And I honour them for that.

Doing away with a Singaporean accent (Improving your pronunciation and enunciation for oral examinations)

Short answer:
Use the Oxford Dictionaries‘ pronunciation guide. Select “English (UK)” if you want to sound more British, and “English (US)” for the American version. Keep your Singaporean accent, but develop a new one if you need to.

Long answer:
I’m an English Literature graduate, and I entered NUS with a very, very heavy Singaporean accent. I can speak Singlish like any other normal Singaporean, but after some years of suffering and recording my own voice, my students are surprised when I make the switch from my teaching voice to my “for taxi driver uncle” (Singaporean/Singlish) voice.

<If you wanna hear what I sound like these days, check out my music, but just read on if you wanna, no loss — Take Your Time (Bedroom Demo). Warning: no autotune.>

I still remember the day I decided I really had to work on my pronunciation. I was making some clever-clever point about something or other being an anachronism, clever-clever except for the fact that I was saying “AN-na-KRO-niz-m” instead of “a-NAK-ruh-niz-m”.

My hitherto strait-laced lecturer almost giggled as he corrected me.

So began the painful process to correct my pronunciation, bit by bit. I still have some Singaporean-isms in my speech — some of my “L’s” and vowels aren’t properly enunciated, for example. But by and large, most of the problems are gone.

The quickest way I’ve found that works is to record yourself speaking — or in my case, singing. My 2011 recordings really exposed how much work I had left to do, and how difficult that work is. Singaporeans/Asians, try saying the word “golden” now. Do you notice how much it sounds like “gowden”? Or this fantastic one — “children”. (Chewren, hee hee..) Try your best to properly pronounce the “L” sound. It’s not easy, I know.

To this day, I use online dictionary apps to make sure that I’m pronouncing my words properly. It’s an ongoing process.

It’s also important to pay attention to word stress, which is the emphasis that we place on certain syllables within a word. The dictionary.com pronunciation guide is a good way to understand this in a visual manner. The entry for the word “decide” shows us this guide: [dih-sahyd]. If you stretch the second syllable [dih-saaaaahyd], notice that it doesn’t sound as awkward as stretching the first syllable [diiiiih-sahyd]. 

One benefit I’ve found is that no English-speaking foreigner has ever found it hard to understand what I say, no matter how quickly I’m speaking. And it’s true — when you switch to Singlish, the ang mohs really tiah boh (the foreigners really don’t understand), especially if they haven’t spent any time in Singapore/Asia before.


There’s also the matter of sentence stress, which essentially is the choice of what words we choose to emphasize in a sentence. This has some impact on how our listeners perceive our meaning and intention when we say something.

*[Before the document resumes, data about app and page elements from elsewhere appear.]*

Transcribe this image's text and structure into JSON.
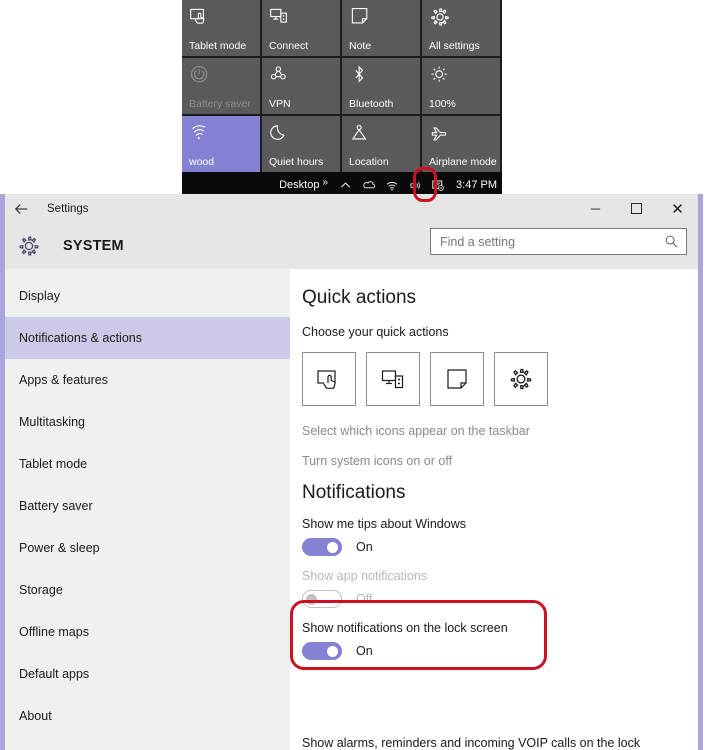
{
  "action_center": {
    "tiles": [
      {
        "label": "Tablet mode",
        "icon": "tablet-mode-icon",
        "state": "normal"
      },
      {
        "label": "Connect",
        "icon": "connect-icon",
        "state": "normal"
      },
      {
        "label": "Note",
        "icon": "note-icon",
        "state": "normal"
      },
      {
        "label": "All settings",
        "icon": "gear-icon",
        "state": "normal"
      },
      {
        "label": "Battery saver",
        "icon": "battery-saver-icon",
        "state": "disabled"
      },
      {
        "label": "VPN",
        "icon": "vpn-icon",
        "state": "normal"
      },
      {
        "label": "Bluetooth",
        "icon": "bluetooth-icon",
        "state": "normal"
      },
      {
        "label": "100%",
        "icon": "brightness-icon",
        "state": "normal"
      },
      {
        "label": "wood",
        "icon": "wifi-icon",
        "state": "active"
      },
      {
        "label": "Quiet hours",
        "icon": "moon-icon",
        "state": "normal"
      },
      {
        "label": "Location",
        "icon": "location-icon",
        "state": "normal"
      },
      {
        "label": "Airplane mode",
        "icon": "airplane-icon",
        "state": "normal"
      }
    ],
    "active_color": "#8581d4",
    "tile_color": "#5a5a5a"
  },
  "taskbar": {
    "desktop_label": "Desktop",
    "overflow_chevrons": "»",
    "up_arrow": "show-hidden-icons-icon",
    "icons": [
      "onedrive-icon",
      "network-icon",
      "volume-icon",
      "action-center-icon"
    ],
    "time": "3:47 PM",
    "highlight_color": "#cc1122"
  },
  "window": {
    "title": "Settings",
    "back_label": "←",
    "minimize_label": "─",
    "maximize_label": "☐",
    "close_label": "✕",
    "category": "SYSTEM",
    "border_color": "#a9a6dd"
  },
  "search": {
    "placeholder": "Find a setting",
    "value": ""
  },
  "sidebar": {
    "items": [
      {
        "label": "Display",
        "selected": false
      },
      {
        "label": "Notifications & actions",
        "selected": true
      },
      {
        "label": "Apps & features",
        "selected": false
      },
      {
        "label": "Multitasking",
        "selected": false
      },
      {
        "label": "Tablet mode",
        "selected": false
      },
      {
        "label": "Battery saver",
        "selected": false
      },
      {
        "label": "Power & sleep",
        "selected": false
      },
      {
        "label": "Storage",
        "selected": false
      },
      {
        "label": "Offline maps",
        "selected": false
      },
      {
        "label": "Default apps",
        "selected": false
      },
      {
        "label": "About",
        "selected": false
      }
    ],
    "selected_color": "#cbcbe9"
  },
  "content": {
    "quick_actions": {
      "heading": "Quick actions",
      "subheading": "Choose your quick actions",
      "tiles": [
        {
          "icon": "tablet-mode-icon"
        },
        {
          "icon": "connect-icon"
        },
        {
          "icon": "note-icon"
        },
        {
          "icon": "gear-icon"
        }
      ],
      "link_taskbar_icons": "Select which icons appear on the taskbar",
      "link_system_icons": "Turn system icons on or off"
    },
    "notifications": {
      "heading": "Notifications",
      "settings": [
        {
          "label": "Show me tips about Windows",
          "state": "On",
          "on": true,
          "disabled": false
        },
        {
          "label": "Show app notifications",
          "state": "Off",
          "on": false,
          "disabled": true
        },
        {
          "label": "Show notifications on the lock screen",
          "state": "On",
          "on": true,
          "disabled": false
        }
      ],
      "cut_off_label": "Show alarms, reminders and incoming VOIP calls on the lock",
      "highlight_color": "#cc1122"
    }
  }
}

For example:
Put your phone away. (Instead of putting it on the table, in your pocket, etc)
Put your phone away. (Instead of your pen, or toothbrush, etc)
Put your phone away. (Instead of my phone, or his phone, etc.)


 

Combining proper word stress, pronunciation, and sentence stress will help the average Singaporean become more intelligible to an English speaker who has no knowledge of Singlish or the Singaporean accent.

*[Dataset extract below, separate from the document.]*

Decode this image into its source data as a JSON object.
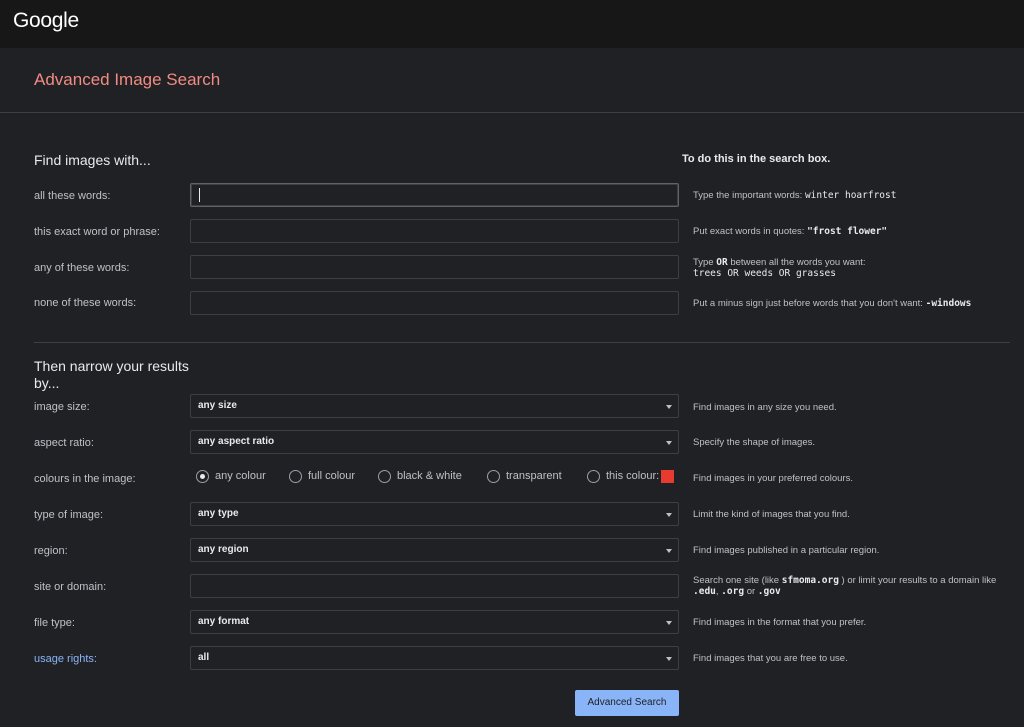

Funny story:
I actually tested my different accents in Copenhagen. When a friend and I conversed in our Singaporean accent, our Danish friend assumed that we were speaking in a foreign language that was only slightly related to the English language. And when we switched to Singlish (“Eh, you eat oredi anot?”), she thought it was Chinese.

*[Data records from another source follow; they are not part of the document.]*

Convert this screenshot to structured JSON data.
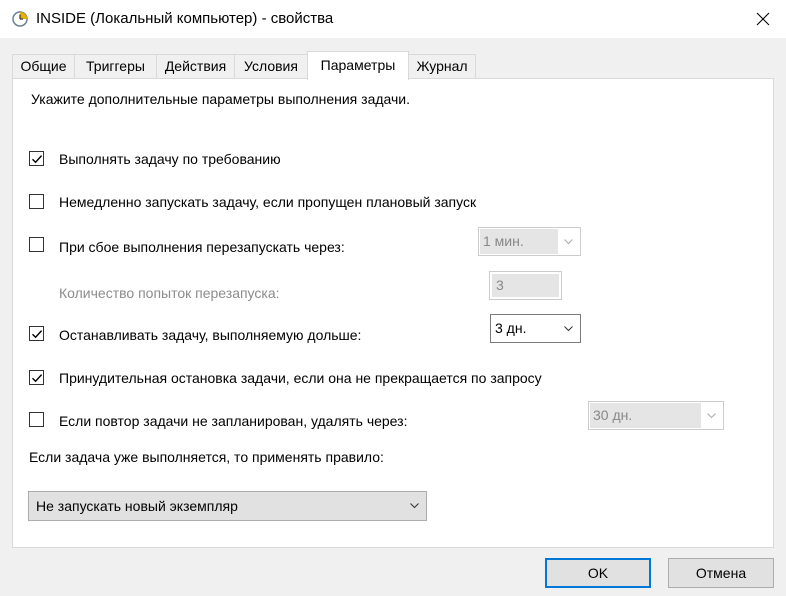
{
  "window": {
    "title": "INSIDE (Локальный компьютер) - свойства"
  },
  "tabs": [
    {
      "label": "Общие",
      "active": false
    },
    {
      "label": "Триггеры",
      "active": false
    },
    {
      "label": "Действия",
      "active": false
    },
    {
      "label": "Условия",
      "active": false
    },
    {
      "label": "Параметры",
      "active": true
    },
    {
      "label": "Журнал",
      "active": false
    }
  ],
  "settings": {
    "description": "Укажите дополнительные параметры выполнения задачи.",
    "run_on_demand": {
      "label": "Выполнять задачу по требованию",
      "checked": true
    },
    "run_missed": {
      "label": "Немедленно запускать задачу, если пропущен плановый запуск",
      "checked": false
    },
    "restart_on_failure": {
      "label": "При сбое выполнения перезапускать через:",
      "checked": false,
      "interval": "1 мин."
    },
    "restart_attempts": {
      "label": "Количество попыток перезапуска:",
      "value": "3"
    },
    "stop_if_longer": {
      "label": "Останавливать задачу, выполняемую дольше:",
      "checked": true,
      "duration": "3 дн."
    },
    "force_stop": {
      "label": "Принудительная остановка задачи, если она не прекращается по запросу",
      "checked": true
    },
    "delete_if_not_scheduled": {
      "label": "Если повтор задачи не запланирован, удалять через:",
      "checked": false,
      "duration": "30 дн."
    },
    "running_rule": {
      "label": "Если задача уже выполняется, то применять правило:",
      "value": "Не запускать новый экземпляр"
    }
  },
  "buttons": {
    "ok": "OK",
    "cancel": "Отмена"
  },
  "colors": {
    "accent": "#0078d7",
    "window_bg": "#f0f0f0",
    "panel_bg": "#ffffff"
  }
}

Edit:
I’m still terribly proud of my Singaporean accent, and of Singlish in general. If you live in Singapore, you NEED it. If you’re a Singaporean overseas, it will be THE thing that unites you with other Singaporeans living overseas. That and char kway teow.